Late Pleistocene Saiga Antelope Saiga Tatarica on Mendip
Late Pleistocene remains of saiga antelope Saiga tatarica (Linnaeus, 1766) have now been identified from four Mendip bone caves: Gough's Cave, Soldiers Hole, Sun hole and Wolf Den. Only one other record of this species is known in Britain outside the Mendip area. The very specific environmental preferences of living saigas permit inferences to be made about prevailing conditions during their incursions to SW England. Saiga horns are also known as ling yang (羚羊) and used in Traditional Chinese Medicine.

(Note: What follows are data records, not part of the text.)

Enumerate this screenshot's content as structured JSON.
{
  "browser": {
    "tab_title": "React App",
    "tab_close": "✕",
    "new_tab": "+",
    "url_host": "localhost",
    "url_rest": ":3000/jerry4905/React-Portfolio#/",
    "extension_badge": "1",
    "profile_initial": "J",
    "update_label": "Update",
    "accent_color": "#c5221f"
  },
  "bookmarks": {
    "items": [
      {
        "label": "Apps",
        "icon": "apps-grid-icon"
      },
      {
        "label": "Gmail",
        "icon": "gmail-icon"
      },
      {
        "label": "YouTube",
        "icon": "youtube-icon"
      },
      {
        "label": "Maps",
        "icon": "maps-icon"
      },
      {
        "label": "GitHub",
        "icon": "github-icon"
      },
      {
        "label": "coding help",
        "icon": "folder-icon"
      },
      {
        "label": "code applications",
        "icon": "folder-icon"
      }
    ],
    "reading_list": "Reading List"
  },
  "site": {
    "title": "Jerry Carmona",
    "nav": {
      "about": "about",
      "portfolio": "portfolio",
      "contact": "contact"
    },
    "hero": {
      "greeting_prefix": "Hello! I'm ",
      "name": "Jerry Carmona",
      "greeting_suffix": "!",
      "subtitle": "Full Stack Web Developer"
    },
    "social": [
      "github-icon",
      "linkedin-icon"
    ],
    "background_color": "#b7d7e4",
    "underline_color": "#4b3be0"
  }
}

The saiga antelope is an exotic and unfamiliar element of the British Pleistocene mammal fauna. Until the early 1980s, there was only one confirmed record from the British Isles, a well-preserved frontlet with both horn cores from the Thames gravels at Orleans Road, Twickenham, London (B.M.fN.H) Paleontology Department (M4448) described and fisured by Smith Woodward (1890) and again by Reynolds (1939).